2.50 (2.10, 2.97)

2.39 (2.04, 2.80)

 Poor health

  High education

1 (Ref)

1 (Ref)

  Medium education

1.30 (1.00, 1.68)

1.63 (1.18, 2.25)

  Low education

2.27 (1.79, 2.88)

2.93 (2.18, 3.93)

ORs are adjusted for age, gender and marital status

Some categories in this table are similar to those in Table 2, but ORs may slightly differ because these are within category analysis (i.e., different size of the sample being analyzed and therefore a slightly different correction for age, gender and marital status)

OR odds ratio

Table 4

Associations of physical, and mental, health and unemployment within categories of education, stratified by work life stage (The Netherlands, 2006–2013)

 

Physical health

OR (95% CI)

Mental health

OR (95% CI)

Early work life

 High education

  Good health

1 (Ref)

1 (Ref)

  Poor health

1.20 (0.85, 1.68)

1.59 (1.20, 2.09)

 Medium education

  Good health

1 (Ref)

1 (Ref)

  Poor health

1.57 (1.25, 2.00)

1.79 (1.44, 2.24)

 Low education

  Good health

1 (Ref)

1 (Ref)

  Poor health

1.52 (1.11, 2.09)

1.79 (1.31, 2.43)

Mid-work life

 High education

  Good health

1 (Ref)

1 (Ref)

  Poor health

1.50 (1.21, 1.86)

2.02 (1.65, 2.45)

 Medium education

  Good health

1 (Ref)

1 (Ref)

  Poor health

1.83 (1.62, 2.07)

1.43 (1.26, 1.63)

 Low education

  Good health

1 (Ref)

1 (Ref)

  Poor health

1.50 (1.32, 1.70)

1.60 (1.40, 1.82)

Late work life

 High education

  Good health

1 (Ref)

1 (Ref)

  Poor health

1.66 (1.28, 2.15)

1.15 (0.85, 1.54)

 Medium education

  Good health

1 (Ref)

1 (Ref)

  Poor health

1.39 (1.14, 1.69)

1.28 (1.02, 1.60)

 Low education

  Good health

1 (Ref)

1 (Ref)

  Poor health

1.43 (1.24, 1.66)

1.26 (1.06, 1.49)

ORs are adjusted for age, gender and marital status

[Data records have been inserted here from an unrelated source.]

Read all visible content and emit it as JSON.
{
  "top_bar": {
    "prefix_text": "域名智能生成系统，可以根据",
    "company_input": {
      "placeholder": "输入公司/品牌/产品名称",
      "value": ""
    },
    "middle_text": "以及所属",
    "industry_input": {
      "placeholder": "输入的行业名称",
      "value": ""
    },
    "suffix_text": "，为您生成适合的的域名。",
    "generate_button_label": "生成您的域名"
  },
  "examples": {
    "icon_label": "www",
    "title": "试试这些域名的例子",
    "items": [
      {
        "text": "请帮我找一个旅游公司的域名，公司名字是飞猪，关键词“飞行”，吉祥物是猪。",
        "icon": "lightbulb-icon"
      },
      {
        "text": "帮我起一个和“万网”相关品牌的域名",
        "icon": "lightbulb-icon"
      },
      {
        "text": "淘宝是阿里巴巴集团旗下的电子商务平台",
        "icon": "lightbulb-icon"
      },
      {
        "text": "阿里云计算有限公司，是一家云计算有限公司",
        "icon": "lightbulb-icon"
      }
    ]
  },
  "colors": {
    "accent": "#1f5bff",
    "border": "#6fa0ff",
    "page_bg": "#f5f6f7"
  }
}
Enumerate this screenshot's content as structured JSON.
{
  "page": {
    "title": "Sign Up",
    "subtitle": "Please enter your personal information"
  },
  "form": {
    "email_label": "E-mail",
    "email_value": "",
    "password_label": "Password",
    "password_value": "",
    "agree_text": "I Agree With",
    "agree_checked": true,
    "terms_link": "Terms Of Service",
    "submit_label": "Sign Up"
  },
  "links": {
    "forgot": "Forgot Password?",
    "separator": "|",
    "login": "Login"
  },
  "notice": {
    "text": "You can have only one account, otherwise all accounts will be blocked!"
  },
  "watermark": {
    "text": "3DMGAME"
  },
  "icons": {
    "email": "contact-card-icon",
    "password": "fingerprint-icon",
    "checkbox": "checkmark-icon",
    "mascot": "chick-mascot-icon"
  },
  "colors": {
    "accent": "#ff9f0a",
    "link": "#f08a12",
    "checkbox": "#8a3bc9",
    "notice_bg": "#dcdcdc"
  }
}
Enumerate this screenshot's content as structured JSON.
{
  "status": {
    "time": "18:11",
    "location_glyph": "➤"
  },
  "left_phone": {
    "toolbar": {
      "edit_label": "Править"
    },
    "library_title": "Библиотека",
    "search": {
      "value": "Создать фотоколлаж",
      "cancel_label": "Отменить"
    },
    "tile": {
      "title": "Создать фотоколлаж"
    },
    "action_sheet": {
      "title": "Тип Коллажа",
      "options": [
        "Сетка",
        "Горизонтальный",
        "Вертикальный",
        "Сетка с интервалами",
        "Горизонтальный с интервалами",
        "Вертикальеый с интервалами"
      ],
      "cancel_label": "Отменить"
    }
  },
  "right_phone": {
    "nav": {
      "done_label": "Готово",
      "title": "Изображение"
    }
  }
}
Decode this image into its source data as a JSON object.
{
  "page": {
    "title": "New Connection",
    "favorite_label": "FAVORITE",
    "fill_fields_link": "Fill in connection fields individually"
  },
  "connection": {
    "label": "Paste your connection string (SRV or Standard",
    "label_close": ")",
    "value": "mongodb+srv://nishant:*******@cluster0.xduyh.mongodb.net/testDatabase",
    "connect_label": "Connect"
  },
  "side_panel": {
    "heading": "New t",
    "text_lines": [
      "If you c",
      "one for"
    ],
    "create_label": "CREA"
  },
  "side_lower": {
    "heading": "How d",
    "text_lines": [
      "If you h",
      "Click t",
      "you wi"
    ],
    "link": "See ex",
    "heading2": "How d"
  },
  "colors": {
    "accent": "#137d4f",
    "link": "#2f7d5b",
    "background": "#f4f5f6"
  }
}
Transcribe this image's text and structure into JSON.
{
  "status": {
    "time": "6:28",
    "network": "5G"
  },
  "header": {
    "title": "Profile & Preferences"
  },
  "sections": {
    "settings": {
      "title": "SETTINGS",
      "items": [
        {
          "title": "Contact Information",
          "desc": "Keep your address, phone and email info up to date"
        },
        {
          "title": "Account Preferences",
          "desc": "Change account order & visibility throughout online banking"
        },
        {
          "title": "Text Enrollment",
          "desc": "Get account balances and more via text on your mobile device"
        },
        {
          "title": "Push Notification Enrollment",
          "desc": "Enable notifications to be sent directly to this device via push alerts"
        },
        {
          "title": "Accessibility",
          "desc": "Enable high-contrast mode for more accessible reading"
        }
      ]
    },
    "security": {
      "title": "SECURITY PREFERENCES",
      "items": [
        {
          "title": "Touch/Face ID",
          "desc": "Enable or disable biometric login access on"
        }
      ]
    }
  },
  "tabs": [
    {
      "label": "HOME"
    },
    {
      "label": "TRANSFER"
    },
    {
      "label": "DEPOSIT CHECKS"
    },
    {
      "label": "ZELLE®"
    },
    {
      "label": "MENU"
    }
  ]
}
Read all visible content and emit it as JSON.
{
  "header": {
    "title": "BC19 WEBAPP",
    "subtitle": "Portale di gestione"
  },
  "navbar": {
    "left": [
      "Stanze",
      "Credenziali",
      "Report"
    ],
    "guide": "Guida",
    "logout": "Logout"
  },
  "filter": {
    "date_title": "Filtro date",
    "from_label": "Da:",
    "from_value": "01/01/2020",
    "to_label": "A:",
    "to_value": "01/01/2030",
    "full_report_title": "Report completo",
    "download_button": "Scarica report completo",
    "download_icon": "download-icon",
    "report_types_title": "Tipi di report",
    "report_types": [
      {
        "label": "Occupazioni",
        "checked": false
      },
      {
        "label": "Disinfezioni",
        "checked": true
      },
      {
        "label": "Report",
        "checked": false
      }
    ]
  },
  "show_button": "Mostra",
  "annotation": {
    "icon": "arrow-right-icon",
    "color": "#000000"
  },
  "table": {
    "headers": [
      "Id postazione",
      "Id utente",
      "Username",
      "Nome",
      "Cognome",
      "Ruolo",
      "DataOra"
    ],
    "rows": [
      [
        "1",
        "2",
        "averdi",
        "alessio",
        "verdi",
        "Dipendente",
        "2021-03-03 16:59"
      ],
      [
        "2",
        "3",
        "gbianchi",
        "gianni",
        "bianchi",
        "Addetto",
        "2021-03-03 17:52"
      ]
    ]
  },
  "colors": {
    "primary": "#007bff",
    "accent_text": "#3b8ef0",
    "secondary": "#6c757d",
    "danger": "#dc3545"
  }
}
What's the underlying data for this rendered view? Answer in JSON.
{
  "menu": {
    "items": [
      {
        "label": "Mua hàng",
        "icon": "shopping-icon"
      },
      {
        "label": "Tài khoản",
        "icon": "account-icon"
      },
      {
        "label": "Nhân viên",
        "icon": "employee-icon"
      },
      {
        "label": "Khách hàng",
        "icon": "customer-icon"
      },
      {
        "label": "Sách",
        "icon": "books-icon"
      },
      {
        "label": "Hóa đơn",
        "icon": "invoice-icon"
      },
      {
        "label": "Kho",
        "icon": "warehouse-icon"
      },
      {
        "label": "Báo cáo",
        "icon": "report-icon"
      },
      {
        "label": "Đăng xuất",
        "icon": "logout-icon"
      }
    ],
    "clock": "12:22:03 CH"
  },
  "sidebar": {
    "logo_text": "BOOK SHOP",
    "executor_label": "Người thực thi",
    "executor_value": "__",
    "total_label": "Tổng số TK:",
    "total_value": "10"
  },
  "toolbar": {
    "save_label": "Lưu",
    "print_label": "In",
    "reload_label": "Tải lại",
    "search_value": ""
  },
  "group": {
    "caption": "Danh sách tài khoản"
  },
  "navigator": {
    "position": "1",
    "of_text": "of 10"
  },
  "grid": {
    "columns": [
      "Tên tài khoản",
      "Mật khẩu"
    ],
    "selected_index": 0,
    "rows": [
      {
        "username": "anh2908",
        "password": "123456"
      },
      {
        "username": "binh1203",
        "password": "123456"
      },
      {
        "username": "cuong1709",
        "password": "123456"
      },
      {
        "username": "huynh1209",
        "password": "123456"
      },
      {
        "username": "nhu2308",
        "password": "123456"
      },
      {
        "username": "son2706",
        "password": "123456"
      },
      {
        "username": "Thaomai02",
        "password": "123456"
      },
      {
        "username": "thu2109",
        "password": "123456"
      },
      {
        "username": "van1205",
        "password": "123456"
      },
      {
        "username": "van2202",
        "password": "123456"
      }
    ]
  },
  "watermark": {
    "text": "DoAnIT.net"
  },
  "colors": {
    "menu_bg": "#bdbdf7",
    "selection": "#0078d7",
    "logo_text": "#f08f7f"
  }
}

Some categories in this table are similar to those in Table 2, but ORs may slightly differ because these are within category analysis (i.e., different size of the sample being analyzed and therefore a slightly different correction for age, gender and marital status

OR odds ratio

The Electronic Supplementary material is also updated.

Supplementary material

38_2018_1123_MOESM1_ESM.docx (30 kb)
Supplementary material 1 (DOCX 29 kb)

Copyright information

© Swiss School of Public Health (SSPH+) 2018

Authors and Affiliations

  • Sander K. R. van Zon
    • 1
  • Sijmen A. Reijneveld
    • 1
  • Carlos F. Mendes de Leon
    • 2
  • Ute Bültmann
    • 1
  1. 1.Department of Health Sciences, Community and Occupational Medicine, University Medical Center GroningenUniversity of GroningenGroningenThe Netherlands
  2. 2.Center for Social Epidemiology and Population HealthUniversity of Michigan School of Public HealthAnn ArborUSA

Personalised recommendations